That might have been a little too ambitious. It loaded up fine and even looked good, especially considering the wide-open outdoor vistas that require the game to draw scenery going off miles into the distance, but when actually moving through the game world, it felt just sluggish and choppy enough to be annoying.
Keeping the detail levels at high, I dialed the resolution back to 1,680x1,050, and it moved like butter. You could also swap lower detail settings for a higher resolution -- it's a matter of taste. Skyrim is a great example of a game well-suited for the Surface Book -- slightly older, but modern-feeling, with a wide variety of in-game graphics settings options.
Approved for gaming, with reservations
In the course of our experiments, we got almost every game we tried to work at least passingly well, although for more advanced games, such as The Witcher 3, this is not going to be an optimal experience.
Some games, both older and newer ones, were not quite sure what to do with the Surface Book's very high 3,000x2,000-pixel resolution, and startup screens could appear in small windows at their actual default size, rather than scaled for optimal viewing. This could usually be fixed in the game's settings menu, but it made some initial navigation difficult.
For example, Wolfenstein: The Old Blood, a 2015 first-person shooter, ended up locked to the 3,000x2,000-pixel native resolution and wouldn't allow changes from the settings menu (I'm sure there's a config file somewhere in the program folder one could manually tweak with a text editor). The brand-new Sword Coast Legends, a Dungeons & Dragons role-playing game, initially booted to an account signup and log-in screen that didn't scale properly, with no way to get to the in-game settings until you navigated past that. But, that initial splash page was rendered so small on the high-resolution screen as to be practically unreadable.
Still, problems like that were the exception, rather than the rule.
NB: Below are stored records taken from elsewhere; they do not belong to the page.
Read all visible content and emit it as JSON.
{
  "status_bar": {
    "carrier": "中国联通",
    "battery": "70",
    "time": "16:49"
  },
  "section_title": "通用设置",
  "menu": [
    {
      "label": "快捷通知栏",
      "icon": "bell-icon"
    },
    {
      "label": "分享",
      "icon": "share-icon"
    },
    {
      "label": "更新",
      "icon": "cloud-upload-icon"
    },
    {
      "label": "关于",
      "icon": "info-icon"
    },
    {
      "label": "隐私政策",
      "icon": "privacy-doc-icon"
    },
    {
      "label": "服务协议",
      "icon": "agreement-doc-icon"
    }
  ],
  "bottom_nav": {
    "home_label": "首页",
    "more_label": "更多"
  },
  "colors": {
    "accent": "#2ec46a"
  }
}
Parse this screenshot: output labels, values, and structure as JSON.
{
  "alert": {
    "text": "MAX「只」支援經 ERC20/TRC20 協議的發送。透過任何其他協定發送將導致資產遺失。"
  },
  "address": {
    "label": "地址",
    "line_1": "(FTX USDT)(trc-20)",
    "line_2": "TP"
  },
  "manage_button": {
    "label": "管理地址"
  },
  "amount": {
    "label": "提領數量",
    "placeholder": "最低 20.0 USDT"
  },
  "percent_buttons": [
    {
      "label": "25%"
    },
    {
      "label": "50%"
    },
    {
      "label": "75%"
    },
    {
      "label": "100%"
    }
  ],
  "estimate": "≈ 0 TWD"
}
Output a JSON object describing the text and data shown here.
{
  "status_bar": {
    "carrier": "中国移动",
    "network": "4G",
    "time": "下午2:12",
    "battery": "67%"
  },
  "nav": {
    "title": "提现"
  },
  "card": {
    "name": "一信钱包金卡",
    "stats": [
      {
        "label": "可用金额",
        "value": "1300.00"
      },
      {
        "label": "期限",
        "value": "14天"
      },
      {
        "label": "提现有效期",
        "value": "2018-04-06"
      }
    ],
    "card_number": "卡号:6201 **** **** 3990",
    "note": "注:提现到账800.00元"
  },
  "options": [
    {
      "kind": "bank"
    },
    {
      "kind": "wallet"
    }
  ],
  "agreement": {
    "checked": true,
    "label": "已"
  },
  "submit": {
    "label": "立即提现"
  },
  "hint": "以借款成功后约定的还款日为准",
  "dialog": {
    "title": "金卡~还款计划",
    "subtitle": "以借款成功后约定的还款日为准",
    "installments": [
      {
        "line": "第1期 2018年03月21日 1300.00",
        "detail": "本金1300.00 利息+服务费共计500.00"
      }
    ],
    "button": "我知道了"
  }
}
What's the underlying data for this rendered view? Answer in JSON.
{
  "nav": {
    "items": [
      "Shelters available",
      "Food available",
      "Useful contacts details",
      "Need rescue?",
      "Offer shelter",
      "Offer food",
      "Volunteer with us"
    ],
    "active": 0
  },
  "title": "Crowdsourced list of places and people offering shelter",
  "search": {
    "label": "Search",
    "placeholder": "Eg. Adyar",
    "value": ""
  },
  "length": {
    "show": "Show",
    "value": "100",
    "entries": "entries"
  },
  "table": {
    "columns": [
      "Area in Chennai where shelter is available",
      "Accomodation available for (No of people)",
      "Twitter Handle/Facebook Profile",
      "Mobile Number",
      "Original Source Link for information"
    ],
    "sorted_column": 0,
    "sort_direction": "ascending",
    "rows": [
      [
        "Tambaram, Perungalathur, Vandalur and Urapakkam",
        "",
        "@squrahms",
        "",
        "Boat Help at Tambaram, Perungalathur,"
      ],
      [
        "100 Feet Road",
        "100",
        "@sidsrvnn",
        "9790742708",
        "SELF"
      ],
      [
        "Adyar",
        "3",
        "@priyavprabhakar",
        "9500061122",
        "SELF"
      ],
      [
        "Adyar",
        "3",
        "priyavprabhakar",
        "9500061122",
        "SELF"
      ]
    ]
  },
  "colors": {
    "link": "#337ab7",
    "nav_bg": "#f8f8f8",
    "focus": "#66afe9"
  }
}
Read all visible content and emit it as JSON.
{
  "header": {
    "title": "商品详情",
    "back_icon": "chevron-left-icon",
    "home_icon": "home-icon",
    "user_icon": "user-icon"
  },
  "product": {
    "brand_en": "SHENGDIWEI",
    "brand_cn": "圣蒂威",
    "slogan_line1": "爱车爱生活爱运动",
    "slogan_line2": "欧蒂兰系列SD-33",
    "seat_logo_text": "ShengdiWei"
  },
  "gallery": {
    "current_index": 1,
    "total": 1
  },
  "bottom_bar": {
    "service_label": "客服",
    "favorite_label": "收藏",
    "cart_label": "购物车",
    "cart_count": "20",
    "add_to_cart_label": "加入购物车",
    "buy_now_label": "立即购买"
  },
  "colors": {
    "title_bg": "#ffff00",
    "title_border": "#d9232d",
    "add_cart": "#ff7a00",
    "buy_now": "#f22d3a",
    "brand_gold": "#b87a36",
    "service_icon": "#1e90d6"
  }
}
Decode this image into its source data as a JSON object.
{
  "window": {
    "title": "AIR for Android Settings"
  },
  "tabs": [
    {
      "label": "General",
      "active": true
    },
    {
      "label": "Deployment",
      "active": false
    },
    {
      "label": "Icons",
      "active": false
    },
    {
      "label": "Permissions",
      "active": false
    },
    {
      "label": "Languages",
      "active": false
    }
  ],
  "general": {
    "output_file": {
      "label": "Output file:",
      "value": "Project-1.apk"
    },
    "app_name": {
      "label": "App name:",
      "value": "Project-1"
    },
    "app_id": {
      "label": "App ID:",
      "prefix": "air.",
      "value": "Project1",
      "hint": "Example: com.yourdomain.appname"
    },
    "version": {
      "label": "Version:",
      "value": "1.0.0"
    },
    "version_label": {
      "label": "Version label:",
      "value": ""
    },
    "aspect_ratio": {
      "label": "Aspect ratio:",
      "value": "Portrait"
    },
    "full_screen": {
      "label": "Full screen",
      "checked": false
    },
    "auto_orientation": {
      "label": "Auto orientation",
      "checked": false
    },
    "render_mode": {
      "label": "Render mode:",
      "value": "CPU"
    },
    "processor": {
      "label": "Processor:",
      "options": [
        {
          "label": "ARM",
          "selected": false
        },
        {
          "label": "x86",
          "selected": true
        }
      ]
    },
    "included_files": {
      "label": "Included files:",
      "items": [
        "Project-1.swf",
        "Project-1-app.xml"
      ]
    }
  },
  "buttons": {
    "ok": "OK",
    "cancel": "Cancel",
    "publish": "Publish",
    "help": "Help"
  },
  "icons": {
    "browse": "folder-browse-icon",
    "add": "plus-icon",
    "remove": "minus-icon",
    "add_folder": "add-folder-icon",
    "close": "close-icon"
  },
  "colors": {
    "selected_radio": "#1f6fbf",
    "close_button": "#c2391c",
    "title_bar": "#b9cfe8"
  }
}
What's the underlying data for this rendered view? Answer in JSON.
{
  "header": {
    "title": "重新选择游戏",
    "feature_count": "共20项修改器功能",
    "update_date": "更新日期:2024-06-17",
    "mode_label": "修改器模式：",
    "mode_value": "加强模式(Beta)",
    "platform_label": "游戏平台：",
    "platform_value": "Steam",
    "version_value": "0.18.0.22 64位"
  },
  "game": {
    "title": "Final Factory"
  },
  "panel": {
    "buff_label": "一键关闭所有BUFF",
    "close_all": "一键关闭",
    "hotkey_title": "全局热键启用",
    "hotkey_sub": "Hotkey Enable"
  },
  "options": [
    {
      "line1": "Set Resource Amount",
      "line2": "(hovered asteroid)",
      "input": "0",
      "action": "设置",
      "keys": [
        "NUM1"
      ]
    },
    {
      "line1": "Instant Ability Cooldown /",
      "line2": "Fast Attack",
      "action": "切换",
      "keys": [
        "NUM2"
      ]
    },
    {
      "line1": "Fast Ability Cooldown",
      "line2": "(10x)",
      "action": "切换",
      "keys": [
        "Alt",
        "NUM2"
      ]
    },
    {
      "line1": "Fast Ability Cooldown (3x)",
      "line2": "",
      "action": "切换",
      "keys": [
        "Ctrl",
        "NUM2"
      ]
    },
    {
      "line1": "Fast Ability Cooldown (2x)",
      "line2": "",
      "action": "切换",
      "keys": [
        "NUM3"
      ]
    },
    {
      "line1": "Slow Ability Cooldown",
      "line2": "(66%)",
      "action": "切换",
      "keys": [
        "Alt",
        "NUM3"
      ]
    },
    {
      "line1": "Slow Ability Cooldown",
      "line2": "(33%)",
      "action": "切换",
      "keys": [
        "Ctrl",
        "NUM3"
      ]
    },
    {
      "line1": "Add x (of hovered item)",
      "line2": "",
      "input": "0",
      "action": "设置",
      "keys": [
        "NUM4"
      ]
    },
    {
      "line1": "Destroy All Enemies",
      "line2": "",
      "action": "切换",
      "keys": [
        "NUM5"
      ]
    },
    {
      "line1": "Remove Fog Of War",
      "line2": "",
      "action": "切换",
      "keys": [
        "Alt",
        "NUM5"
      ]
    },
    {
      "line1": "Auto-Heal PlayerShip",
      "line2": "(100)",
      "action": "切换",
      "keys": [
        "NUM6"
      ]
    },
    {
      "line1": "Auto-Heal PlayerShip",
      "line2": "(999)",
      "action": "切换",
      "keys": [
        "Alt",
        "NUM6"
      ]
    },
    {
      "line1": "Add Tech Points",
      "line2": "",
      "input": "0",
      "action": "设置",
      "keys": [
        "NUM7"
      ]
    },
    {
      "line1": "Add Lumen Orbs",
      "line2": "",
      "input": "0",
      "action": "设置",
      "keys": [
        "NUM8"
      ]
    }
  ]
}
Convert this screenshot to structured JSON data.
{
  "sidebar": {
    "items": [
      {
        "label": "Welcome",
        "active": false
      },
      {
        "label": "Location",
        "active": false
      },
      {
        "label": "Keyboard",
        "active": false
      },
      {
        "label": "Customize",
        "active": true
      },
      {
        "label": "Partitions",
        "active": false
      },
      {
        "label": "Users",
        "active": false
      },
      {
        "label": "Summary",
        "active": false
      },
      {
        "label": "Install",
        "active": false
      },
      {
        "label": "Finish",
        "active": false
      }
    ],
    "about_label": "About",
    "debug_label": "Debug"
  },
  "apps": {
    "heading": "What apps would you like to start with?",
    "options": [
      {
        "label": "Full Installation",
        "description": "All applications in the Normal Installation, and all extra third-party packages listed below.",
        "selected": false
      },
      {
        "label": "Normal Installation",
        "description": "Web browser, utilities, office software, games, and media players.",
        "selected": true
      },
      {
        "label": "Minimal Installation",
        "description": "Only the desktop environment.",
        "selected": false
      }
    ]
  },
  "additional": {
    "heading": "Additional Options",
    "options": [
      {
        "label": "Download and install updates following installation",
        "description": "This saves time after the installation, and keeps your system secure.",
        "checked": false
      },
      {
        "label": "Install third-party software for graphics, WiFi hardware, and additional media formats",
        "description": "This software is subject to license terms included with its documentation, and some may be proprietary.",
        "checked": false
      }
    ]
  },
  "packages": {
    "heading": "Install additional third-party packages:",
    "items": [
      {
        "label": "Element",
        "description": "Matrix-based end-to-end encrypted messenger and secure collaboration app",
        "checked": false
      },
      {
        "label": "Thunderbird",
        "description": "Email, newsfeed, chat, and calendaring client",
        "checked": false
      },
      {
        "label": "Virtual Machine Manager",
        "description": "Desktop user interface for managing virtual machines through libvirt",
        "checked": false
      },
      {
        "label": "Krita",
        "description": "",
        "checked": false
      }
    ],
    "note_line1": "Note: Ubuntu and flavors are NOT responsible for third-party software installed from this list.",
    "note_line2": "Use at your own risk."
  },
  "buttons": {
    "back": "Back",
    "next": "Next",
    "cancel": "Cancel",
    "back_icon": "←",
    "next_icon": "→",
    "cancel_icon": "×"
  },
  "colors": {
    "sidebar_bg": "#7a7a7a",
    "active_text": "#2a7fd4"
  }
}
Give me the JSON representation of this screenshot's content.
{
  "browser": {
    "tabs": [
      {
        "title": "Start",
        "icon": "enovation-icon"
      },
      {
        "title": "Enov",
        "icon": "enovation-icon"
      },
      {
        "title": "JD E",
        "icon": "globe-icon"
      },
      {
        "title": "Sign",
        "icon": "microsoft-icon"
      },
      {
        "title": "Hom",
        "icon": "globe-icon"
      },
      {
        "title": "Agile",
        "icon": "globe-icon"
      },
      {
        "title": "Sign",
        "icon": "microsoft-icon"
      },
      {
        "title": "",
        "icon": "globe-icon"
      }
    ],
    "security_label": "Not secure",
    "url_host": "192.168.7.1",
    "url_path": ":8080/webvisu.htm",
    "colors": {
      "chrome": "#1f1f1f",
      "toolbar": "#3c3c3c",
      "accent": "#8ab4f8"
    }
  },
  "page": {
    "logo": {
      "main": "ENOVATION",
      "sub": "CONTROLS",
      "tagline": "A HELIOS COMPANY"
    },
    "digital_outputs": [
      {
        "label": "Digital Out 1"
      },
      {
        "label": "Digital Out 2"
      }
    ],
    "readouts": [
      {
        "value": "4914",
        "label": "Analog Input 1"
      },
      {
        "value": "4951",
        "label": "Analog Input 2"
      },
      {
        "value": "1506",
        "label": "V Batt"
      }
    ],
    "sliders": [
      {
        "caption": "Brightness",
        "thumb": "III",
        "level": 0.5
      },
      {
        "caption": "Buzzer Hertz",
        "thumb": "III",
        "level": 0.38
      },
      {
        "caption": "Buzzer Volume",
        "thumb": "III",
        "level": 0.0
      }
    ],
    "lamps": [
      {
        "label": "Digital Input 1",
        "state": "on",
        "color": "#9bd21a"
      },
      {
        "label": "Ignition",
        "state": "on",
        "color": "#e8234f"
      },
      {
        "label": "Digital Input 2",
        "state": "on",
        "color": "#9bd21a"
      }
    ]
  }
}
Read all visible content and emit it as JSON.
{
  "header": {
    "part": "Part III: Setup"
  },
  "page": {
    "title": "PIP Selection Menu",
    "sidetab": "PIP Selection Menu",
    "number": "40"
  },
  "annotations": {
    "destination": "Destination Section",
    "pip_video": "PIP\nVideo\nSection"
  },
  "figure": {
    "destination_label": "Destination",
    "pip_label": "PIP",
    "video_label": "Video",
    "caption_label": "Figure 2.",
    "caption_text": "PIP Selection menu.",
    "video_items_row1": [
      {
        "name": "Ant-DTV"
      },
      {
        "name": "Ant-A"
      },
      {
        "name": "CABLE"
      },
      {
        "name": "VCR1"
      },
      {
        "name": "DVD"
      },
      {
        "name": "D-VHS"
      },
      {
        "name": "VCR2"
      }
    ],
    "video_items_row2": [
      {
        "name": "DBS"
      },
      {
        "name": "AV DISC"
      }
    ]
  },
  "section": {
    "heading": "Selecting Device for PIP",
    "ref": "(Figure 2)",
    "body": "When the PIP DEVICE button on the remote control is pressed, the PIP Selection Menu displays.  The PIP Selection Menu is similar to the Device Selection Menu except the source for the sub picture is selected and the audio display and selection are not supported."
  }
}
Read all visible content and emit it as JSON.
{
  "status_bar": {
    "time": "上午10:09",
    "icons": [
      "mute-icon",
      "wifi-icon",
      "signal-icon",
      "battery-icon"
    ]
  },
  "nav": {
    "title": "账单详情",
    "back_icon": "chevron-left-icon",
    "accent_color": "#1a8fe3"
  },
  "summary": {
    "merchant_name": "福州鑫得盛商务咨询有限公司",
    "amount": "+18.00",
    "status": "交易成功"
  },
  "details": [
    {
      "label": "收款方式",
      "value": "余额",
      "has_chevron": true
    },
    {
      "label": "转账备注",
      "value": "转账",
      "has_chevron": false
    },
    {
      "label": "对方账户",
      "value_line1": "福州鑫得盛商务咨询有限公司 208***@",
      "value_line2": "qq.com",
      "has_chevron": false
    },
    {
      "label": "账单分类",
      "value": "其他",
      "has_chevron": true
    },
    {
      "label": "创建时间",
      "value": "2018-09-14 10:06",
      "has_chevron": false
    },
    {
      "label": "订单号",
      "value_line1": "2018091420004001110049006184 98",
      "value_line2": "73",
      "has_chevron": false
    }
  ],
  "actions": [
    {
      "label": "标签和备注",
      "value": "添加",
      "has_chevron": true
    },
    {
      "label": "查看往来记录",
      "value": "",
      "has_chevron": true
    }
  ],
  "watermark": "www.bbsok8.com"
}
For casual on-the-go gaming, the Surface Book works better than I feared, but also not as well as I had hoped after its initial announcement. I would not recommend buying the Surface Book specifically as a gaming machine, but if you invest in one as a powerful new 13-inch premium laptop, both its gaming abilities and part-time hybrid design are valuable extra features to have.